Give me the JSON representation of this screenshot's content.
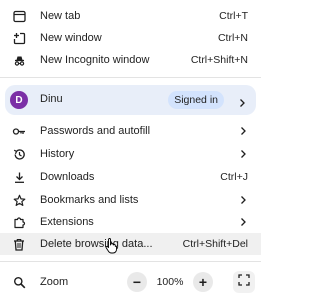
{
  "menu": {
    "new_tab": {
      "label": "New tab",
      "shortcut": "Ctrl+T",
      "icon": "new-tab-icon"
    },
    "new_window": {
      "label": "New window",
      "shortcut": "Ctrl+N",
      "icon": "new-window-icon"
    },
    "new_incognito": {
      "label": "New Incognito window",
      "shortcut": "Ctrl+Shift+N",
      "icon": "incognito-icon"
    },
    "profile": {
      "avatar_letter": "D",
      "name": "Dinu",
      "status": "Signed in",
      "avatar_color": "#7b2fa6"
    },
    "passwords": {
      "label": "Passwords and autofill",
      "icon": "key-icon"
    },
    "history": {
      "label": "History",
      "icon": "history-icon"
    },
    "downloads": {
      "label": "Downloads",
      "shortcut": "Ctrl+J",
      "icon": "download-icon"
    },
    "bookmarks": {
      "label": "Bookmarks and lists",
      "icon": "star-icon"
    },
    "extensions": {
      "label": "Extensions",
      "icon": "puzzle-icon"
    },
    "delete_browsing": {
      "label": "Delete browsing data...",
      "shortcut": "Ctrl+Shift+Del",
      "icon": "trash-icon"
    },
    "zoom": {
      "label": "Zoom",
      "level": "100%",
      "minus": "−",
      "plus": "+",
      "icon": "zoom-icon"
    }
  },
  "colors": {
    "profile_bg": "#e8eef9",
    "signed_in_pill": "#d3e3fd",
    "hover_row": "#f0f0f0"
  }
}
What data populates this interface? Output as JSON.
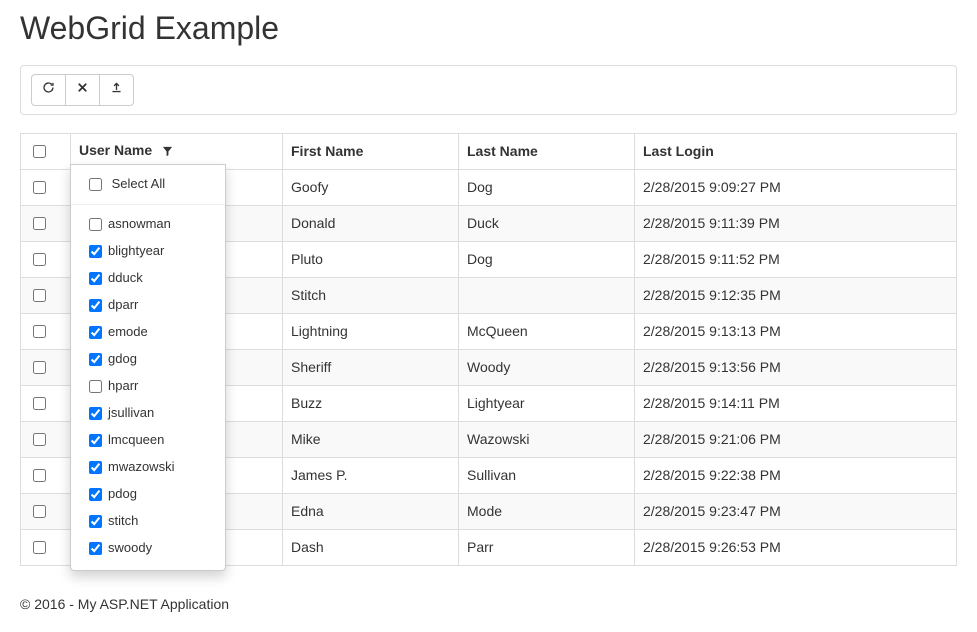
{
  "page": {
    "title": "WebGrid Example",
    "footer": "© 2016 - My ASP.NET Application"
  },
  "toolbar": {
    "refresh_title": "Refresh",
    "clear_title": "Clear filters",
    "export_title": "Export"
  },
  "columns": {
    "username": "User Name",
    "firstname": "First Name",
    "lastname": "Last Name",
    "lastlogin": "Last Login"
  },
  "rows": [
    {
      "first": "Goofy",
      "last": "Dog",
      "login": "2/28/2015 9:09:27 PM"
    },
    {
      "first": "Donald",
      "last": "Duck",
      "login": "2/28/2015 9:11:39 PM"
    },
    {
      "first": "Pluto",
      "last": "Dog",
      "login": "2/28/2015 9:11:52 PM"
    },
    {
      "first": "Stitch",
      "last": "",
      "login": "2/28/2015 9:12:35 PM"
    },
    {
      "first": "Lightning",
      "last": "McQueen",
      "login": "2/28/2015 9:13:13 PM"
    },
    {
      "first": "Sheriff",
      "last": "Woody",
      "login": "2/28/2015 9:13:56 PM"
    },
    {
      "first": "Buzz",
      "last": "Lightyear",
      "login": "2/28/2015 9:14:11 PM"
    },
    {
      "first": "Mike",
      "last": "Wazowski",
      "login": "2/28/2015 9:21:06 PM"
    },
    {
      "first": "James P.",
      "last": "Sullivan",
      "login": "2/28/2015 9:22:38 PM"
    },
    {
      "first": "Edna",
      "last": "Mode",
      "login": "2/28/2015 9:23:47 PM"
    },
    {
      "first": "Dash",
      "last": "Parr",
      "login": "2/28/2015 9:26:53 PM"
    }
  ],
  "filter": {
    "select_all_label": "Select All",
    "select_all_checked": false,
    "options": [
      {
        "label": "asnowman",
        "checked": false
      },
      {
        "label": "blightyear",
        "checked": true
      },
      {
        "label": "dduck",
        "checked": true
      },
      {
        "label": "dparr",
        "checked": true
      },
      {
        "label": "emode",
        "checked": true
      },
      {
        "label": "gdog",
        "checked": true
      },
      {
        "label": "hparr",
        "checked": false
      },
      {
        "label": "jsullivan",
        "checked": true
      },
      {
        "label": "lmcqueen",
        "checked": true
      },
      {
        "label": "mwazowski",
        "checked": true
      },
      {
        "label": "pdog",
        "checked": true
      },
      {
        "label": "stitch",
        "checked": true
      },
      {
        "label": "swoody",
        "checked": true
      }
    ]
  }
}
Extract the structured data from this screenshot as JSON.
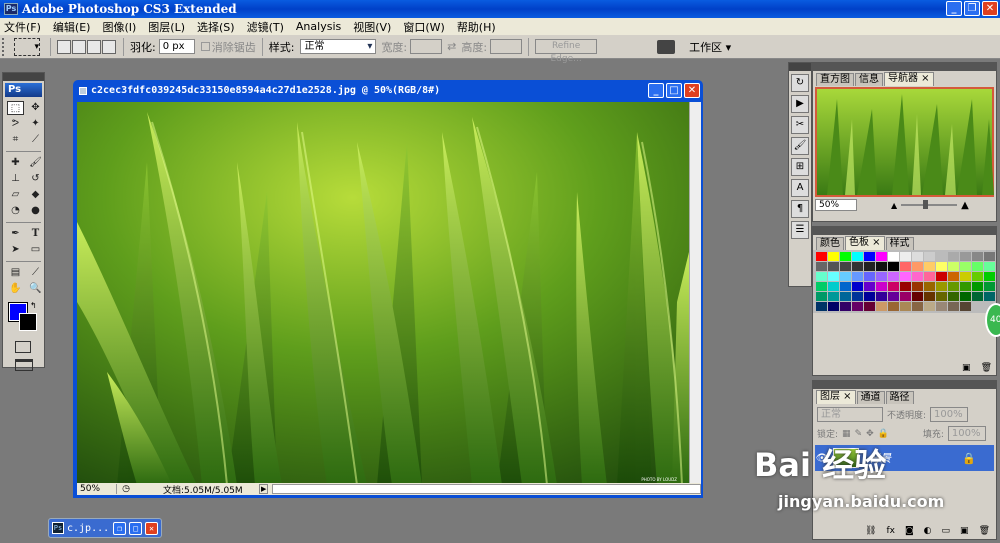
{
  "app": {
    "title": "Adobe Photoshop CS3 Extended",
    "ps_logo": "Ps"
  },
  "menu": [
    "文件(F)",
    "编辑(E)",
    "图像(I)",
    "图层(L)",
    "选择(S)",
    "滤镜(T)",
    "Analysis",
    "视图(V)",
    "窗口(W)",
    "帮助(H)"
  ],
  "options": {
    "feather_label": "羽化:",
    "feather_value": "0 px",
    "antialias": "消除锯齿",
    "style_label": "样式:",
    "style_value": "正常",
    "width_label": "宽度:",
    "height_label": "高度:",
    "refine_edge": "Refine Edge...",
    "workspace": "工作区 ▾"
  },
  "document": {
    "title": "c2cec3fdfc039245dc33150e8594a4c27d1e2528.jpg @ 50%(RGB/8#)",
    "zoom": "50%",
    "doc_info": "文档:5.05M/5.05M",
    "photo_credit": "PHOTO BY LOUDZ"
  },
  "navigator": {
    "tabs": [
      "直方图",
      "信息",
      "导航器 ×"
    ],
    "zoom": "50%"
  },
  "color_panel": {
    "tabs": [
      "颜色",
      "色板 ×",
      "样式"
    ]
  },
  "layers": {
    "tabs": [
      "图层 ×",
      "通道",
      "路径"
    ],
    "blend": "正常",
    "opacity_label": "不透明度:",
    "opacity": "100%",
    "lock_label": "锁定:",
    "fill_label": "填充:",
    "fill": "100%",
    "layer_name": "背景"
  },
  "taskbar": {
    "label": "c.jp..."
  },
  "watermark": {
    "brand": "Bai 经验",
    "url": "jingyan.baidu.com"
  },
  "badge": "40",
  "colors": {
    "foreground": "#0000ff",
    "background": "#000000",
    "title_blue": "#0a4fd6"
  }
}
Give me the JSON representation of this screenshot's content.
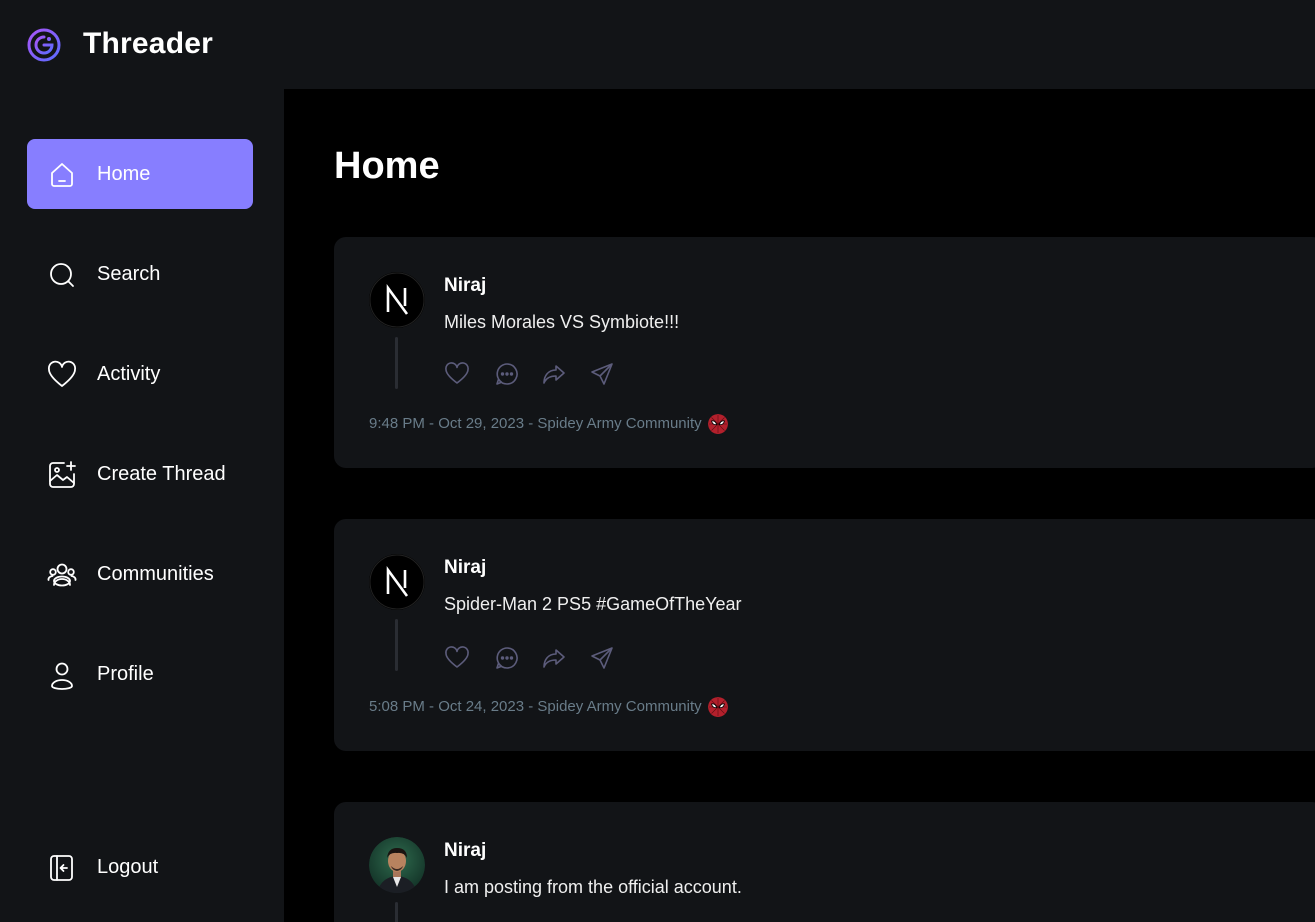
{
  "app": {
    "name": "Threader"
  },
  "sidebar": {
    "items": [
      {
        "label": "Home",
        "icon": "home-icon",
        "active": true
      },
      {
        "label": "Search",
        "icon": "search-icon",
        "active": false
      },
      {
        "label": "Activity",
        "icon": "heart-icon",
        "active": false
      },
      {
        "label": "Create Thread",
        "icon": "image-plus-icon",
        "active": false
      },
      {
        "label": "Communities",
        "icon": "users-icon",
        "active": false
      },
      {
        "label": "Profile",
        "icon": "user-icon",
        "active": false
      }
    ],
    "logout": {
      "label": "Logout",
      "icon": "logout-icon"
    }
  },
  "main": {
    "title": "Home",
    "threads": [
      {
        "author": "Niraj",
        "avatar": "nextjs-logo-avatar",
        "content": "Miles Morales VS Symbiote!!!",
        "meta": "9:48 PM - Oct 29, 2023 - Spidey Army Community",
        "community_icon": "spiderman-mask-icon"
      },
      {
        "author": "Niraj",
        "avatar": "nextjs-logo-avatar",
        "content": "Spider-Man 2 PS5 #GameOfTheYear",
        "meta": "5:08 PM - Oct 24, 2023 - Spidey Army Community",
        "community_icon": "spiderman-mask-icon"
      },
      {
        "author": "Niraj",
        "avatar": "user-photo-avatar",
        "content": "I am posting from the official account.",
        "meta": "",
        "community_icon": ""
      }
    ]
  },
  "colors": {
    "accent": "#877eff",
    "panel": "#121417",
    "background": "#000000",
    "meta_text": "#697c89"
  }
}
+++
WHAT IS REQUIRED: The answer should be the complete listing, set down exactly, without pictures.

TASK RESULT:
Give me the JSON representation of this screenshot's content.
{
  "menu": {
    "new_tab": {
      "label": "New tab",
      "shortcut": "Ctrl+T",
      "icon": "new-tab-icon"
    },
    "new_window": {
      "label": "New window",
      "shortcut": "Ctrl+N",
      "icon": "new-window-icon"
    },
    "new_incognito": {
      "label": "New Incognito window",
      "shortcut": "Ctrl+Shift+N",
      "icon": "incognito-icon"
    },
    "profile": {
      "avatar_letter": "D",
      "name": "Dinu",
      "status": "Signed in",
      "avatar_color": "#7b2fa6"
    },
    "passwords": {
      "label": "Passwords and autofill",
      "icon": "key-icon"
    },
    "history": {
      "label": "History",
      "icon": "history-icon"
    },
    "downloads": {
      "label": "Downloads",
      "shortcut": "Ctrl+J",
      "icon": "download-icon"
    },
    "bookmarks": {
      "label": "Bookmarks and lists",
      "icon": "star-icon"
    },
    "extensions": {
      "label": "Extensions",
      "icon": "puzzle-icon"
    },
    "delete_browsing": {
      "label": "Delete browsing data...",
      "shortcut": "Ctrl+Shift+Del",
      "icon": "trash-icon"
    },
    "zoom": {
      "label": "Zoom",
      "level": "100%",
      "minus": "−",
      "plus": "+",
      "icon": "zoom-icon"
    }
  },
  "colors": {
    "profile_bg": "#e8eef9",
    "signed_in_pill": "#d3e3fd",
    "hover_row": "#f0f0f0"
  }
}
What data populates this interface? Output as JSON.
{
  "page": {
    "title": "WebGrid Example",
    "footer": "© 2016 - My ASP.NET Application"
  },
  "toolbar": {
    "refresh_title": "Refresh",
    "clear_title": "Clear filters",
    "export_title": "Export"
  },
  "columns": {
    "username": "User Name",
    "firstname": "First Name",
    "lastname": "Last Name",
    "lastlogin": "Last Login"
  },
  "rows": [
    {
      "first": "Goofy",
      "last": "Dog",
      "login": "2/28/2015 9:09:27 PM"
    },
    {
      "first": "Donald",
      "last": "Duck",
      "login": "2/28/2015 9:11:39 PM"
    },
    {
      "first": "Pluto",
      "last": "Dog",
      "login": "2/28/2015 9:11:52 PM"
    },
    {
      "first": "Stitch",
      "last": "",
      "login": "2/28/2015 9:12:35 PM"
    },
    {
      "first": "Lightning",
      "last": "McQueen",
      "login": "2/28/2015 9:13:13 PM"
    },
    {
      "first": "Sheriff",
      "last": "Woody",
      "login": "2/28/2015 9:13:56 PM"
    },
    {
      "first": "Buzz",
      "last": "Lightyear",
      "login": "2/28/2015 9:14:11 PM"
    },
    {
      "first": "Mike",
      "last": "Wazowski",
      "login": "2/28/2015 9:21:06 PM"
    },
    {
      "first": "James P.",
      "last": "Sullivan",
      "login": "2/28/2015 9:22:38 PM"
    },
    {
      "first": "Edna",
      "last": "Mode",
      "login": "2/28/2015 9:23:47 PM"
    },
    {
      "first": "Dash",
      "last": "Parr",
      "login": "2/28/2015 9:26:53 PM"
    }
  ],
  "filter": {
    "select_all_label": "Select All",
    "select_all_checked": false,
    "options": [
      {
        "label": "asnowman",
        "checked": false
      },
      {
        "label": "blightyear",
        "checked": true
      },
      {
        "label": "dduck",
        "checked": true
      },
      {
        "label": "dparr",
        "checked": true
      },
      {
        "label": "emode",
        "checked": true
      },
      {
        "label": "gdog",
        "checked": true
      },
      {
        "label": "hparr",
        "checked": false
      },
      {
        "label": "jsullivan",
        "checked": true
      },
      {
        "label": "lmcqueen",
        "checked": true
      },
      {
        "label": "mwazowski",
        "checked": true
      },
      {
        "label": "pdog",
        "checked": true
      },
      {
        "label": "stitch",
        "checked": true
      },
      {
        "label": "swoody",
        "checked": true
      }
    ]
  }
}
Extract the structured data from this screenshot as JSON.
{
  "app": {
    "title": "Adobe Photoshop CS3 Extended",
    "ps_logo": "Ps"
  },
  "menu": [
    "文件(F)",
    "编辑(E)",
    "图像(I)",
    "图层(L)",
    "选择(S)",
    "滤镜(T)",
    "Analysis",
    "视图(V)",
    "窗口(W)",
    "帮助(H)"
  ],
  "options": {
    "feather_label": "羽化:",
    "feather_value": "0 px",
    "antialias": "消除锯齿",
    "style_label": "样式:",
    "style_value": "正常",
    "width_label": "宽度:",
    "height_label": "高度:",
    "refine_edge": "Refine Edge...",
    "workspace": "工作区 ▾"
  },
  "document": {
    "title": "c2cec3fdfc039245dc33150e8594a4c27d1e2528.jpg @ 50%(RGB/8#)",
    "zoom": "50%",
    "doc_info": "文档:5.05M/5.05M",
    "photo_credit": "PHOTO BY LOUDZ"
  },
  "navigator": {
    "tabs": [
      "直方图",
      "信息",
      "导航器 ×"
    ],
    "zoom": "50%"
  },
  "color_panel": {
    "tabs": [
      "颜色",
      "色板 ×",
      "样式"
    ]
  },
  "layers": {
    "tabs": [
      "图层 ×",
      "通道",
      "路径"
    ],
    "blend": "正常",
    "opacity_label": "不透明度:",
    "opacity": "100%",
    "lock_label": "锁定:",
    "fill_label": "填充:",
    "fill": "100%",
    "layer_name": "背景"
  },
  "taskbar": {
    "label": "c.jp..."
  },
  "watermark": {
    "brand": "Bai 经验",
    "url": "jingyan.baidu.com"
  },
  "badge": "40",
  "colors": {
    "foreground": "#0000ff",
    "background": "#000000",
    "title_blue": "#0a4fd6"
  }
}
Give me the JSON representation of this screenshot's content.
{
  "app": {
    "name": "Threader"
  },
  "sidebar": {
    "items": [
      {
        "label": "Home",
        "icon": "home-icon",
        "active": true
      },
      {
        "label": "Search",
        "icon": "search-icon",
        "active": false
      },
      {
        "label": "Activity",
        "icon": "heart-icon",
        "active": false
      },
      {
        "label": "Create Thread",
        "icon": "image-plus-icon",
        "active": false
      },
      {
        "label": "Communities",
        "icon": "users-icon",
        "active": false
      },
      {
        "label": "Profile",
        "icon": "user-icon",
        "active": false
      }
    ],
    "logout": {
      "label": "Logout",
      "icon": "logout-icon"
    }
  },
  "main": {
    "title": "Home",
    "threads": [
      {
        "author": "Niraj",
        "avatar": "nextjs-logo-avatar",
        "content": "Miles Morales VS Symbiote!!!",
        "meta": "9:48 PM - Oct 29, 2023 - Spidey Army Community",
        "community_icon": "spiderman-mask-icon"
      },
      {
        "author": "Niraj",
        "avatar": "nextjs-logo-avatar",
        "content": "Spider-Man 2 PS5 #GameOfTheYear",
        "meta": "5:08 PM - Oct 24, 2023 - Spidey Army Community",
        "community_icon": "spiderman-mask-icon"
      },
      {
        "author": "Niraj",
        "avatar": "user-photo-avatar",
        "content": "I am posting from the official account.",
        "meta": "",
        "community_icon": ""
      }
    ]
  },
  "colors": {
    "accent": "#877eff",
    "panel": "#121417",
    "background": "#000000",
    "meta_text": "#697c89"
  }
}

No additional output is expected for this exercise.